Interface dataset entries
"""

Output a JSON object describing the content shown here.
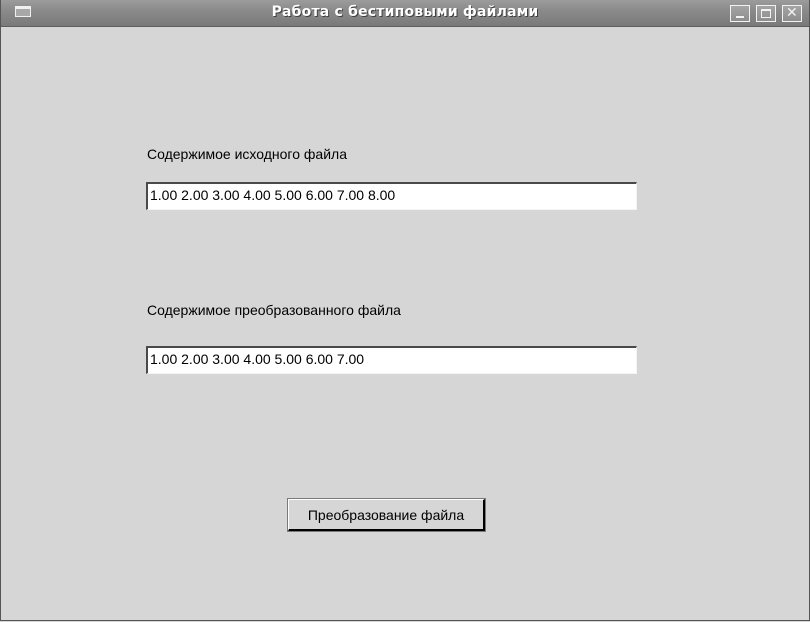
{
  "window": {
    "title": "Работа с бестиповыми файлами"
  },
  "source": {
    "label": "Содержимое исходного файла",
    "value": "1.00 2.00 3.00 4.00 5.00 6.00 7.00 8.00"
  },
  "converted": {
    "label": "Содержимое преобразованного файла",
    "value": "1.00 2.00 3.00 4.00 5.00 6.00 7.00"
  },
  "actions": {
    "convert_label": "Преобразование файла"
  },
  "icons": {
    "window_menu": "window-menu-icon",
    "minimize": "minimize-icon",
    "maximize": "maximize-icon",
    "close": "close-icon"
  }
}
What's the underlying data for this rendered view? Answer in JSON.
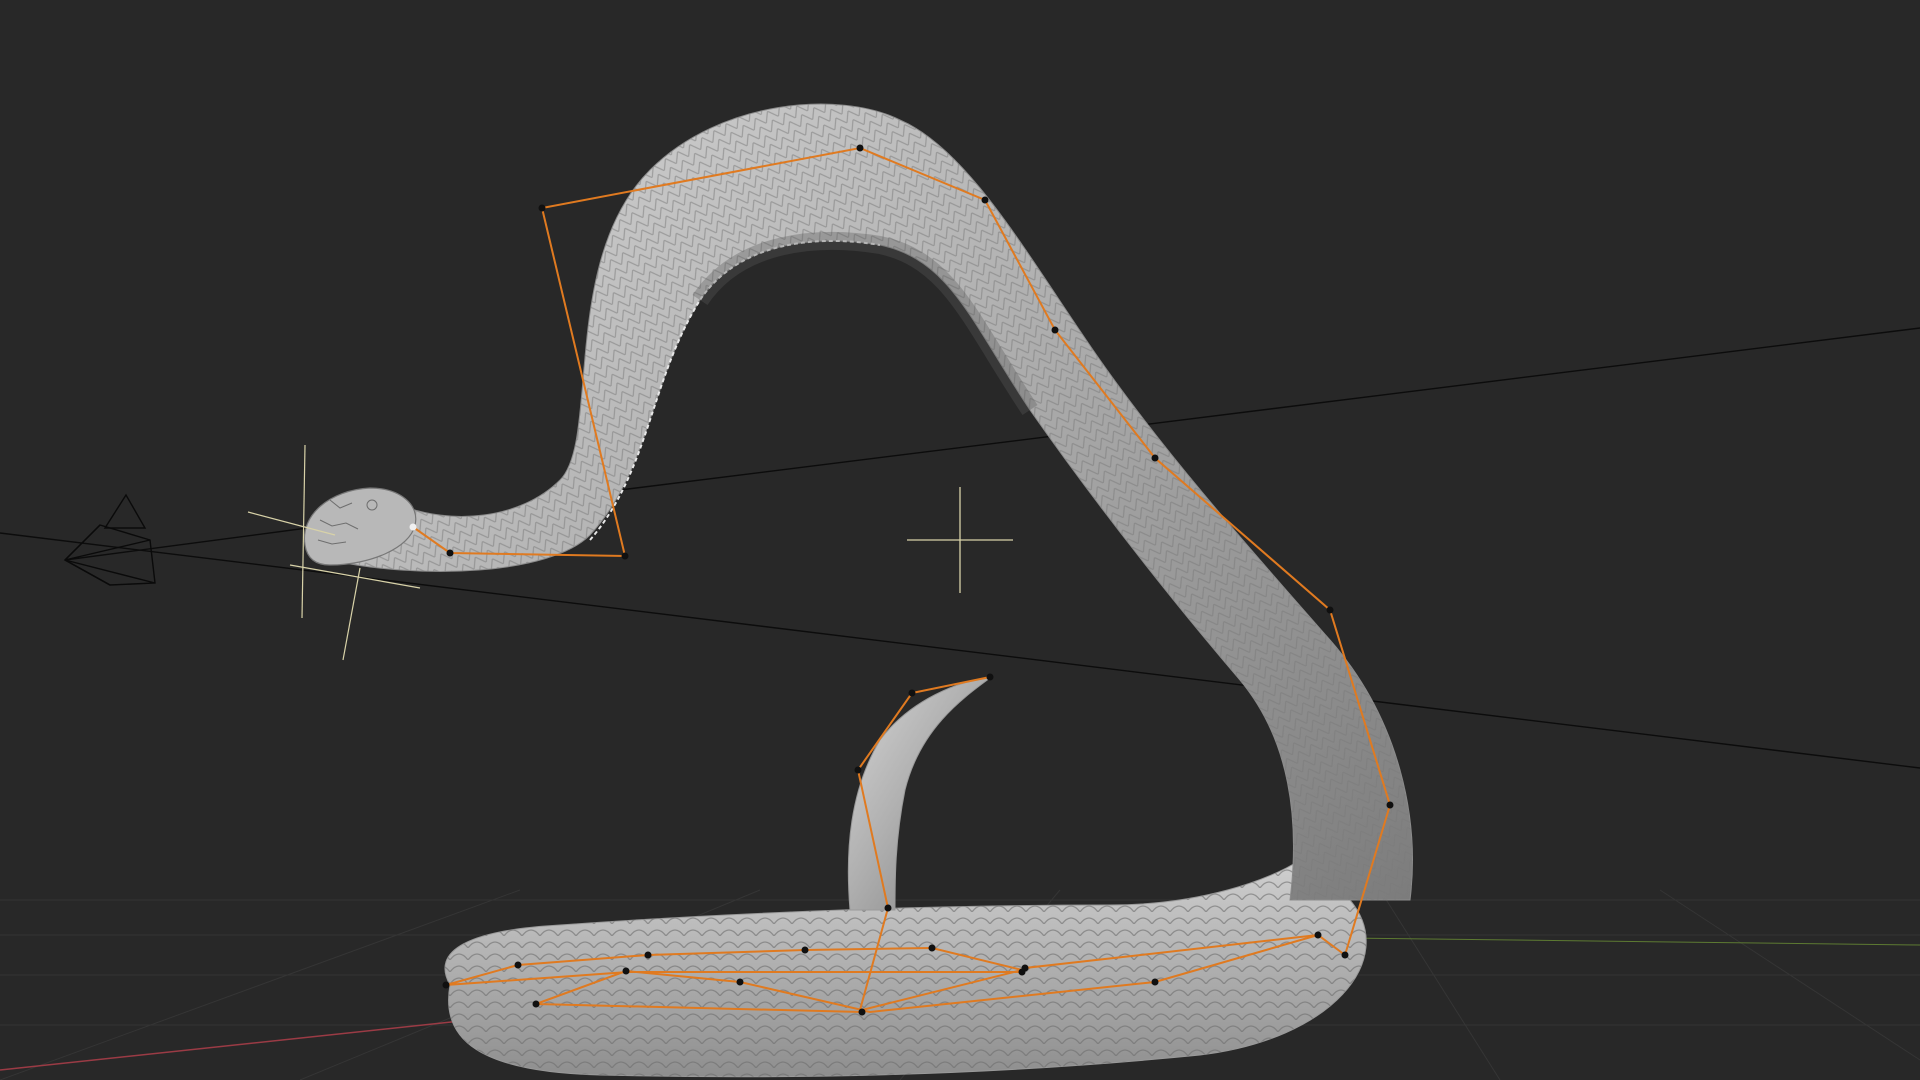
{
  "viewport": {
    "background": "#282828",
    "grid_color": "#3a3a3a",
    "x_axis_color": "#9b3b45",
    "y_axis_color": "#6a8a3a",
    "empty_color": "#d8d2a8",
    "curve_color": "#e07a20",
    "point_color": "#101010",
    "mesh_color": "#b4b4b4",
    "scale_shadow_color": "#7a7a7a",
    "guide_line_color": "#0c0c0c"
  },
  "objects": {
    "camera": "camera-icon",
    "main_empty": "plain-axes-empty",
    "target_empty": "target-cross-empty",
    "snake": "snake-mesh",
    "curve": "bezier-curve-control-polygon"
  }
}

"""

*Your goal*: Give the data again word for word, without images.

*Result*:
Output a JSON object describing the content shown here.
{
  "window": {
    "title": "Работа с бестиповыми файлами"
  },
  "source": {
    "label": "Содержимое исходного файла",
    "value": "1.00 2.00 3.00 4.00 5.00 6.00 7.00 8.00"
  },
  "converted": {
    "label": "Содержимое преобразованного файла",
    "value": "1.00 2.00 3.00 4.00 5.00 6.00 7.00"
  },
  "actions": {
    "convert_label": "Преобразование файла"
  },
  "icons": {
    "window_menu": "window-menu-icon",
    "minimize": "minimize-icon",
    "maximize": "maximize-icon",
    "close": "close-icon"
  }
}
What's the underlying data for this rendered view? Answer in JSON.
{
  "viewport": {
    "background": "#282828",
    "grid_color": "#3a3a3a",
    "x_axis_color": "#9b3b45",
    "y_axis_color": "#6a8a3a",
    "empty_color": "#d8d2a8",
    "curve_color": "#e07a20",
    "point_color": "#101010",
    "mesh_color": "#b4b4b4",
    "scale_shadow_color": "#7a7a7a",
    "guide_line_color": "#0c0c0c"
  },
  "objects": {
    "camera": "camera-icon",
    "main_empty": "plain-axes-empty",
    "target_empty": "target-cross-empty",
    "snake": "snake-mesh",
    "curve": "bezier-curve-control-polygon"
  }
}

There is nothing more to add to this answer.